Fortescue Metals is delaying $US1.6 billion in expansion plans and says it is cutting several hundred jobs in the process.
Australia's third biggest iron ore producer has cut its near term expansion target from 155 million tonnes of iron ore per year to 115 million tonnes, citing the recent slump in iron ore prices.
The company will continue its plans to expand the Christmas Creek mine and the lower-cost Firetail deposit at its Solomon mine, but will defer development of the Kings deposit at Solomon.
It will also delay the completion of its fourth berth at Herb Elliott Port until iron ore prices rise to higher levels.
The move will lower Fortescue's planned spending from $US6.2 billion to $US4.6 billion for the current financial year.
Fortescue chief executive Nev Power says staff numbers and other operating costs will be cut immediately.
"In particular we will be reducing staff, consultants and contractors involved in future development work and non-essential work," he said in a briefing.

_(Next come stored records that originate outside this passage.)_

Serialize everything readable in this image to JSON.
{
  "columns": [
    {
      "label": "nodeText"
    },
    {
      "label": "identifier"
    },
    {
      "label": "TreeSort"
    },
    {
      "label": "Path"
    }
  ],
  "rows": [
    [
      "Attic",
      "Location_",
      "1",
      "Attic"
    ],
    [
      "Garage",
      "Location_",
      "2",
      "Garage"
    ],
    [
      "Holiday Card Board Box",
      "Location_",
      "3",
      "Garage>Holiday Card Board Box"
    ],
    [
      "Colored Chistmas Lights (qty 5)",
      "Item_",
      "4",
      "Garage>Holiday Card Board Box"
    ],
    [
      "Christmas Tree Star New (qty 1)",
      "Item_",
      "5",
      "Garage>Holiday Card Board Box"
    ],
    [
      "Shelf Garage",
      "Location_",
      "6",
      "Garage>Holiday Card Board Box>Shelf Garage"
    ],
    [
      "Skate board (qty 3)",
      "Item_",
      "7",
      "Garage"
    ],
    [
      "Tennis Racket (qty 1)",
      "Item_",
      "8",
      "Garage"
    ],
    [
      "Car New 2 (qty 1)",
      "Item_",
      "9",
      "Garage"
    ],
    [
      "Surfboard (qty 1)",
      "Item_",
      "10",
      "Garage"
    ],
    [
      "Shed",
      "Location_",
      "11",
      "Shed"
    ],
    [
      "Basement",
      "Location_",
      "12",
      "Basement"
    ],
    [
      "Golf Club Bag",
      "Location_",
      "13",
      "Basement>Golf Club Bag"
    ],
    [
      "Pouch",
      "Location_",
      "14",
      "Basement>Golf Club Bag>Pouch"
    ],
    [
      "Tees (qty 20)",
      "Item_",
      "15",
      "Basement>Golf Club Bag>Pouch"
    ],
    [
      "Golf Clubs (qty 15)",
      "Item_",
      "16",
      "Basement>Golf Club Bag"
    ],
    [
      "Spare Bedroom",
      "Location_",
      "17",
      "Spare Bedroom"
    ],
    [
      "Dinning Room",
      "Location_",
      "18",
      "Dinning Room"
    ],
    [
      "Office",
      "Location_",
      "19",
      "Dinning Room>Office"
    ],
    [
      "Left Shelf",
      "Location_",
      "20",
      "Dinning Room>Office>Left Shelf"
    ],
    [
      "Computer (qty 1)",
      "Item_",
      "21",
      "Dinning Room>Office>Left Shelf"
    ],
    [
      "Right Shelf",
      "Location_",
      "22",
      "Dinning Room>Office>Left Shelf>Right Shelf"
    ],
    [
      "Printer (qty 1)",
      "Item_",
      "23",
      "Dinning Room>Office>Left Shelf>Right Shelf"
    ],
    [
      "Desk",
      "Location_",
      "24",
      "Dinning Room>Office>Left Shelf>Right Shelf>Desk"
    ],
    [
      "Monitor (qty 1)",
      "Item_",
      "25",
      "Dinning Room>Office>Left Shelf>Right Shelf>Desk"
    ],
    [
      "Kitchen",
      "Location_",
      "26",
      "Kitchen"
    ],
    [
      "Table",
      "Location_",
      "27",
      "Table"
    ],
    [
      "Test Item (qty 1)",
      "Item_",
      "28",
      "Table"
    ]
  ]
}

"In total there will be a reduction of several hundred staff and several hundred contractors across the business." The miner expects savings from the operational cuts at its Cloudbreak mine to total around $300 million.
"The cost reductions from existing operations combined with the introduction of low-cost ore from Firetail will strengthen our position as a low-cost producer," Mr Power said in a statement.
"These measures reflect the company's ability to reduce and delay cash expenditures to meet market conditions and provide us with headroom in the event of further deterioration in iron ore prices." The company says it is also in advanced negotiations regarding the sale of its Solomon power station, and in discussions regarding the partial sale of its North Star magnetite project.
Mr Power says it is a short term issue and expansion is expected to resume once the market becomes stable once again.
Late last week, iron ore spot prices in China touched a near three-year low of $US88.70 per tonne, and have only edged a touch higher to $US89.10 at the start of this week.
Iron ore spot prices have more than halved over the past year, and fell by almost a quarter over the past month alone.
Citi Index's chief market analyst Peter Esho says iron ore producers are starting to flex their muscles in an attempt to put a floor under prices.
"The Australian producers have become aware of the demand side scaremongering over the past few weeks and have now decided to flex their muscles - Fortescue the first to caution on supply but cutting its guidance and deferring capital expenditure," he noted.
"We are likely to see BHP and Rio Tinto following on from Fortescue and cautioning against the supply of their ore in order to support the iron ore price.
Each company will have its own way of going about achieving this, not all will follow in the same way Fortescue has." Fortescue says it remains confident that the fundamentals of the Chinese economy are strong, and that iron ore prices will recover.
A senior resources analyst Gavin Wendt agrees and says he expects the price to pick up towards the end of the year.
"I think it's unlikely that we're going to see iron ore prices go back to the sorts of levels that we saw prior to the GFC," he said.
"But, I think the long term fundamentals for iron ore are still very strong and I think we're going to see prices firming up again probably from about October onwards into early 2013."